Open Day on Women, Peace and Security: Discussing the roles of women and youth in sustaining peace

Date: Monday, November 19, 2018

For the fifth consecutive year, UN Women and the UN Resident Coordinator’s Office, in close cooperation with UNHCR, UNDP and the Office of the United Nations Representative to the Geneva International Discussions on the conflict in Georgia (UNRGID), organized an Open Day on Women, Peace and Security (WPS) in the Georgian capital of Tbilisi.

Ms. Ayşe Cihan Sultanoğlu, UN Representative to the Geneva International Discussions on the conflict in Georgia, responding to questions from grass-roots women
Ms. Ayşe Cihan Sultanoğlu UN Representative to the Geneva International Discussion on the conflict in Georgia, responding to questions from grass-roots women; Photo: UN Women

More than 60 representatives of women’s and youth’s civil society and grass-roots organizations, internally displaced persons (IDPs) and conflict-affected women from the regions of Imereti, Kvemo Karti, Samegrelo and Shida Kartli living in villages in the vicinity of the dividing lines with the breakaway regions of Abkhazia and South Ossetia, were brought together to discuss the progress and challenges of the implementation of WPS in Georgia with the UN representatives.

Julia Kharashvili, head of the civil society organization “IDP Women Consent”, highlighted the importance of institutionalizing a consultative mechanism between the representatives of women’s organizations and the co-chairs of the Geneva International Discussions (GID) that would inform the sessions about women’s experiences, concerns and recommendations.

Representatives of youth organizations living in areas close to the dividing lines raised their safety and security concerns and expressed worries about their future in the gradually depopulating and ageing villages, which offer limited to no job opportunities and a lack of services.
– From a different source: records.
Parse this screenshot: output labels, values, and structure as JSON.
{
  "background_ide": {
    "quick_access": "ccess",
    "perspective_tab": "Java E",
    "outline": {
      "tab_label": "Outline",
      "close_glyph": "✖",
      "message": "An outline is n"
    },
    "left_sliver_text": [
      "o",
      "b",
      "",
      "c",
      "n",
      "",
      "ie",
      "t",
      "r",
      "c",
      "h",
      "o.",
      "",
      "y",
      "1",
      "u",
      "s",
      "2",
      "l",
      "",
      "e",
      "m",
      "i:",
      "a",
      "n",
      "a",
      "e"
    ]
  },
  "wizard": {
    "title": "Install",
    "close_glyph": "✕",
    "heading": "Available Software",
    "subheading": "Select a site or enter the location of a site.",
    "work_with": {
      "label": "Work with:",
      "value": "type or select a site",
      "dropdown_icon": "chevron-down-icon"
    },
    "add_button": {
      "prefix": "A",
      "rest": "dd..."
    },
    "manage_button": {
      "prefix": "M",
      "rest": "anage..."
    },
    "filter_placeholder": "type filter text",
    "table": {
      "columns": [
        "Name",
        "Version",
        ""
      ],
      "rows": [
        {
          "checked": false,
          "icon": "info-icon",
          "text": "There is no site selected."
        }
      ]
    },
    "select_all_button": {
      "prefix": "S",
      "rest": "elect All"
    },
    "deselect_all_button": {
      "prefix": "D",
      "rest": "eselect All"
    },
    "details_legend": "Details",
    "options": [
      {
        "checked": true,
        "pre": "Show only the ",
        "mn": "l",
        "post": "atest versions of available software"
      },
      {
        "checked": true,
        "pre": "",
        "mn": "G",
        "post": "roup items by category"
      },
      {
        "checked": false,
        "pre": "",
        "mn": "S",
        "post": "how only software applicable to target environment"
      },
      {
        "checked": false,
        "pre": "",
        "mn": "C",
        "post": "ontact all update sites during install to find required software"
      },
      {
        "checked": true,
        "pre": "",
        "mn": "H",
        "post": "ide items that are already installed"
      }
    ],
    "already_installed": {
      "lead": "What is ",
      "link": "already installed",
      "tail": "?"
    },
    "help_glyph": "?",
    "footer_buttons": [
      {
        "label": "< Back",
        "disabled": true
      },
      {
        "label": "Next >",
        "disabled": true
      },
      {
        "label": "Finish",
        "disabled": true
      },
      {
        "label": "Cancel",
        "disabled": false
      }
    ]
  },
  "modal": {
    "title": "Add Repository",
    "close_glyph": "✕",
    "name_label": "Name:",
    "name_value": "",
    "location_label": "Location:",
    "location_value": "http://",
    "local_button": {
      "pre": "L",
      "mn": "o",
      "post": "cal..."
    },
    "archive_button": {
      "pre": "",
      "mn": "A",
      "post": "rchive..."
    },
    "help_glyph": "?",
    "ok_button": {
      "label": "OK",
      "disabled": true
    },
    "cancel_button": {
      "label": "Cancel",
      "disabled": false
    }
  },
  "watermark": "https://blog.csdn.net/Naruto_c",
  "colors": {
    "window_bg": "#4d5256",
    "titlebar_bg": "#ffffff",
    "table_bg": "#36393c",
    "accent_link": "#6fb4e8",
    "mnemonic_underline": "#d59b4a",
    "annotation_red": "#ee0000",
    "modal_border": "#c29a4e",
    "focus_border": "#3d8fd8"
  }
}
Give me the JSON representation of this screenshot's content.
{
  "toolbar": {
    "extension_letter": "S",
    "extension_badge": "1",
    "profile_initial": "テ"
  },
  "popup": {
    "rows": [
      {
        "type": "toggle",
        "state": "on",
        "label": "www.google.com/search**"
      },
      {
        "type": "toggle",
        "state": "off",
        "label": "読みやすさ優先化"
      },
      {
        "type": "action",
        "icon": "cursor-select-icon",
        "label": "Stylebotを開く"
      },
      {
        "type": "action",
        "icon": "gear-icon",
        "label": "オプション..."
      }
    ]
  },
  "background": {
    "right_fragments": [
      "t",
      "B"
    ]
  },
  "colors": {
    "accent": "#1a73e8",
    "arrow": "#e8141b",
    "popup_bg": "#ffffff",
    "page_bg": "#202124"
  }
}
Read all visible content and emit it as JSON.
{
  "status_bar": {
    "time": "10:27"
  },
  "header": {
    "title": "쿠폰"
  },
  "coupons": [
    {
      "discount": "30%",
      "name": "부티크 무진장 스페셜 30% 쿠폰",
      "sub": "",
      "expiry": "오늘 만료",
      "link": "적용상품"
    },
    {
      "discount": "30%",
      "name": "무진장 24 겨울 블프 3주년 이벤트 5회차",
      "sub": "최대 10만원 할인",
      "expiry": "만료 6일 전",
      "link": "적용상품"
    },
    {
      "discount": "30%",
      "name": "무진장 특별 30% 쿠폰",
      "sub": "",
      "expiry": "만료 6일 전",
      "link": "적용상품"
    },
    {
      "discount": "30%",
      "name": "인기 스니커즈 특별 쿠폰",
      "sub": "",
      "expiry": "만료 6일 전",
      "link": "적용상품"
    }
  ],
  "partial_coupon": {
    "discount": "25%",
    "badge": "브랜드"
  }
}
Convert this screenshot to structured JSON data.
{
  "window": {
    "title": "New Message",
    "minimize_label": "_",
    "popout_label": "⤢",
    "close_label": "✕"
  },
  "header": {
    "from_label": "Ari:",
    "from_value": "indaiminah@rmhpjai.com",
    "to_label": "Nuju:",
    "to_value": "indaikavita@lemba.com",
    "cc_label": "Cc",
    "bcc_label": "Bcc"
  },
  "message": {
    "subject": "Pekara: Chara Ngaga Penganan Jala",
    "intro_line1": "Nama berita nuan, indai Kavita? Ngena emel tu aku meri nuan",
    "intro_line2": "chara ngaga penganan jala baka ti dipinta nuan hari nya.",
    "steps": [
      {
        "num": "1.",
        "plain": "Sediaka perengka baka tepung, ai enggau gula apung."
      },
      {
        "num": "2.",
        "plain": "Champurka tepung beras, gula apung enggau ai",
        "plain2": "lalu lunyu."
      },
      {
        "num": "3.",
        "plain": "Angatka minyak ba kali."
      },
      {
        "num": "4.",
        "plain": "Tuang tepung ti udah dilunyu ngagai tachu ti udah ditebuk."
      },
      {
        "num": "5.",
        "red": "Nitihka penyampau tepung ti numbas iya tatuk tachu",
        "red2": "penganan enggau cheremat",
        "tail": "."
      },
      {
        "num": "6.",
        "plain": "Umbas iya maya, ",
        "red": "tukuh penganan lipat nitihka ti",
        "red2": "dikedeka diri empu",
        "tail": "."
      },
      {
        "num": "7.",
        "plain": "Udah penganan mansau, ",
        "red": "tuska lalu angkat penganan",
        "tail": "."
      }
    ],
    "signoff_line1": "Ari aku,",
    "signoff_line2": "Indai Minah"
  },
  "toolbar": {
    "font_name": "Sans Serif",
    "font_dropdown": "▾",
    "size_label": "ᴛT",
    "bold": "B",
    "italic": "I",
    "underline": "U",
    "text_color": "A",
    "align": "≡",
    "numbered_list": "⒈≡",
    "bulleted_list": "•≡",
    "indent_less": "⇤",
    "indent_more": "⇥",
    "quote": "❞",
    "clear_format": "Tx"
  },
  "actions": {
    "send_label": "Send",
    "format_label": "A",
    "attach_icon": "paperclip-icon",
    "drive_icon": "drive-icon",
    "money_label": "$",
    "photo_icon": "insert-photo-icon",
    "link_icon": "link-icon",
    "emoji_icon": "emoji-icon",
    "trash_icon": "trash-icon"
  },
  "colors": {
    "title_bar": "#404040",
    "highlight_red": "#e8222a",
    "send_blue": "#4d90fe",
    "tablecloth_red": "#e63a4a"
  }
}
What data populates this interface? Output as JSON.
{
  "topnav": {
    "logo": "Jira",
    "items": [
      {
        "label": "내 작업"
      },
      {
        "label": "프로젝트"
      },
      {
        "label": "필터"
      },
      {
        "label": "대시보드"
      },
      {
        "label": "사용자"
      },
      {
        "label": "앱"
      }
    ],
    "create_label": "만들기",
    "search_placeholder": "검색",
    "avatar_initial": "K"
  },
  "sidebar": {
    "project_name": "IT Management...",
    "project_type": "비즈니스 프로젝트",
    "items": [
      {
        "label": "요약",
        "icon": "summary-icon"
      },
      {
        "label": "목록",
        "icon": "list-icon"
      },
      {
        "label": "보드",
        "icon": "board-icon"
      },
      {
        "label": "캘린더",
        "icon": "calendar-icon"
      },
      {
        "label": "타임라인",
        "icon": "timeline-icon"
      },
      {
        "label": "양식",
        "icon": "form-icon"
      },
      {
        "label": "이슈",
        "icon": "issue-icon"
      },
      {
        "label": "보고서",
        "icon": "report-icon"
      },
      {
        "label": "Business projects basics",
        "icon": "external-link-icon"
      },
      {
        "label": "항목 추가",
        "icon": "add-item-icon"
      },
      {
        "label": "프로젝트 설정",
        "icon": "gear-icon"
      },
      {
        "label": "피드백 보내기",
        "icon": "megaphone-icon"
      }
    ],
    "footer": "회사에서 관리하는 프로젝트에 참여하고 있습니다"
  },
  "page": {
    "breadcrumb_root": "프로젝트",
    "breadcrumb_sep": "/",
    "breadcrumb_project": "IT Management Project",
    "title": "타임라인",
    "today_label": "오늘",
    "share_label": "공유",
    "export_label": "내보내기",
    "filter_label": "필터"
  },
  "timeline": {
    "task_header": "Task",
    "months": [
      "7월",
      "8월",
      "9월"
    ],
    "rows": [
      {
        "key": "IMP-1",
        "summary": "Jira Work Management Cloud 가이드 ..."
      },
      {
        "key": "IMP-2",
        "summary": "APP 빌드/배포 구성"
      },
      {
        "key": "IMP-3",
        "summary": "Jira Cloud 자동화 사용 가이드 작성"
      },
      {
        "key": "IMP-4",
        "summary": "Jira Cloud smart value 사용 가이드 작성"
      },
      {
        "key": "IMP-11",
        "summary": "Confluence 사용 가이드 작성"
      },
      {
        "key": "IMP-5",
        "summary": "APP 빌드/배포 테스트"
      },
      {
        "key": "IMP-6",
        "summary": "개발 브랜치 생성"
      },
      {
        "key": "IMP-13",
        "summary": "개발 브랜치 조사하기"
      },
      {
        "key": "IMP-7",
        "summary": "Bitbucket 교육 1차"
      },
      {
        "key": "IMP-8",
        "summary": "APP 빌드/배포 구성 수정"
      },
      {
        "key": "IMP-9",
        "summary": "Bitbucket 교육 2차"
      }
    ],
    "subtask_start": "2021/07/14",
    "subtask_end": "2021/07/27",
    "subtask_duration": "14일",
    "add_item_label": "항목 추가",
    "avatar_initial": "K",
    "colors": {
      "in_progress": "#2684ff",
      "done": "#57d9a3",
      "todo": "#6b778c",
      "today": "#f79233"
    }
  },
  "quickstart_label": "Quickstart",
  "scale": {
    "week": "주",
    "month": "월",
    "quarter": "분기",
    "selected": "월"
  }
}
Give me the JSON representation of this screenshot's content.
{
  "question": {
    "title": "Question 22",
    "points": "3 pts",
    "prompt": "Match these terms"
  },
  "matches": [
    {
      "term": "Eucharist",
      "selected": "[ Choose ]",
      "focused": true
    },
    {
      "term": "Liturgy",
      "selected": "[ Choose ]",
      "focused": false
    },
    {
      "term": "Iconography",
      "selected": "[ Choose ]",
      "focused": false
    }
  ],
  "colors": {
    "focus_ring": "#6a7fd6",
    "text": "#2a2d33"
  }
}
Since 2012, Georgia has had a National Action Plan for Women, Peace and Security (NAP). While it has delivered many positive results over the years - with Georgia becoming an example of best practices in mainstreaming gender and strengthening women’s participation in the security sector - the NAP’s direct benefits to local-level women have been less visible. Maya Rusetskaia from the Women’s Information Center, therefore, discussed the challenges and opportunities related to increasing local women’s participation in the NAP’s implementation. She stated that the biggest challenge is the lack of information about the NAP in the regions: “[Civil society organizations] have to build bridges so that the information reaches the affected population.”

For the first time, the UN Representative to the Geneva International Discussions, Ms. Ayşe Cihan Sultanoğlu, attended the Open Day consultations in Georgia. Ms. Sultanoğlu was appointed by the UN Secretary-General in July 2018 - the third woman to represent the UN system in the high-level peace negotiation. She underlined the importance of meaningful participation in conflict prevention, resolution and post-conflict reconstruction at all levels as the key to sustainable peace, emphasizing: “I will continue [my predecessor’s] advocacy with the relevant authorities to assert the crucial importance of meaningful participation and equal representation of women in the peace process.”

Responding to the recommendations voiced during the 2017 Open Day, UN Resident Coordinator Louisa Vinton summarized the UN system’s contributions to advancing the WPS agenda in Georgia. She acknowledged that despite achievements in some areas, such as the increased participation of women in the security sector and the sustained participation of women on the Georgian side in the GID, there is still work to be done. In the discussion, UN Women Georgia Representative Erika Kvapilova reiterated that the UN system will continue paying increased attention to the grass-roots and conflict-affected women and young people living close to the dividing lines to ensure that they have the opportunity to participate and benefit from the NAP and other policies and programmes available to them.

Open Days on Women, Peace and Security are organized annually by UN Women. The findings and recommendations from the Open Day inform further advocacy work and technical support of the UN system to national partners - especially to grass-roots, IPD and conflict-affected women - in line with the mandates and commitments of the respective UN agencies, programmes, funds and entities under the United Nations Partnership for Sustainable Development and the nationalized Sustainable Development Goals.